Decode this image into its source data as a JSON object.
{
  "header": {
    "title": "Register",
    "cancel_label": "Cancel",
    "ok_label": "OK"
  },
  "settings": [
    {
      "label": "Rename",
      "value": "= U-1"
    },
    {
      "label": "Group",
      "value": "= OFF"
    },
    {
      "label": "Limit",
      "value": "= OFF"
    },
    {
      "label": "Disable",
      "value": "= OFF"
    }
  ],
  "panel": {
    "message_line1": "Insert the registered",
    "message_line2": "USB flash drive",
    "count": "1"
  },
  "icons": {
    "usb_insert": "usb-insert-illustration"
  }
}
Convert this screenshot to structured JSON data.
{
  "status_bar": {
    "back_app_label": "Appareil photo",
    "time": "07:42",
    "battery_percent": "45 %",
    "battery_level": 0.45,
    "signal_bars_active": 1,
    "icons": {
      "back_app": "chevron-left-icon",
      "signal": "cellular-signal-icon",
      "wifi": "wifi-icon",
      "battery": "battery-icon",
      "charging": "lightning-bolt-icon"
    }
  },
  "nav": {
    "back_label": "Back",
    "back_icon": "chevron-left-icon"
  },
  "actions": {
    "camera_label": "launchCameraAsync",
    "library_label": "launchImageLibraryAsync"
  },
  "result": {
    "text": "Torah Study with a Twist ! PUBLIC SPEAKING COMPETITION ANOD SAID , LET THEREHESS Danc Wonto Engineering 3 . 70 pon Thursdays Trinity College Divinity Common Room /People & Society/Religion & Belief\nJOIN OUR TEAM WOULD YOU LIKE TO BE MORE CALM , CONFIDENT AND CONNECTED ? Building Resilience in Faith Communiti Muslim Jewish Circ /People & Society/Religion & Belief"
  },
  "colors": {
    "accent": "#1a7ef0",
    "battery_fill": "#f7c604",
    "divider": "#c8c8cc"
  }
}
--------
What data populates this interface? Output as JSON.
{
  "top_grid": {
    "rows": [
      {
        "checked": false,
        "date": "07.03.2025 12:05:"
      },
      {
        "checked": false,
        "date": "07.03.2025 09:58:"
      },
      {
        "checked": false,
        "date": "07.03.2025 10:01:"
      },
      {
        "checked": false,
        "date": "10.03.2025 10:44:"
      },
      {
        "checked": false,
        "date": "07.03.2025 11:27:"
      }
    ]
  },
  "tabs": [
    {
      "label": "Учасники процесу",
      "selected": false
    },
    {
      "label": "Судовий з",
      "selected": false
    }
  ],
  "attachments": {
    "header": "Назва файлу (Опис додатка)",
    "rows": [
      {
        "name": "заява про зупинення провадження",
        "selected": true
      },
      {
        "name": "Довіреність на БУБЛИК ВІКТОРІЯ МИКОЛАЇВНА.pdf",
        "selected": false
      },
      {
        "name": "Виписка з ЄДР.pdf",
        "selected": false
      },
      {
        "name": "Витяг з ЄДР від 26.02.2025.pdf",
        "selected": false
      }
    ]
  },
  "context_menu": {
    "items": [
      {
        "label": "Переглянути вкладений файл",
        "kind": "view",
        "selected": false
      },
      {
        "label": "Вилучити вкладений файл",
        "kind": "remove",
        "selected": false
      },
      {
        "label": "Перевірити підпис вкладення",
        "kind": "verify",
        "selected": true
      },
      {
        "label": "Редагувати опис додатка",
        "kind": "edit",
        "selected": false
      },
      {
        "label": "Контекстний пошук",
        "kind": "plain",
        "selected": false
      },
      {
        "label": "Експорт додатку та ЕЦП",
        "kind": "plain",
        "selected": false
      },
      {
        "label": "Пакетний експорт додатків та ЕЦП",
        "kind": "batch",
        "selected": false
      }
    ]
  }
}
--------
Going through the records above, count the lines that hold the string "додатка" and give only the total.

Result of this task: 2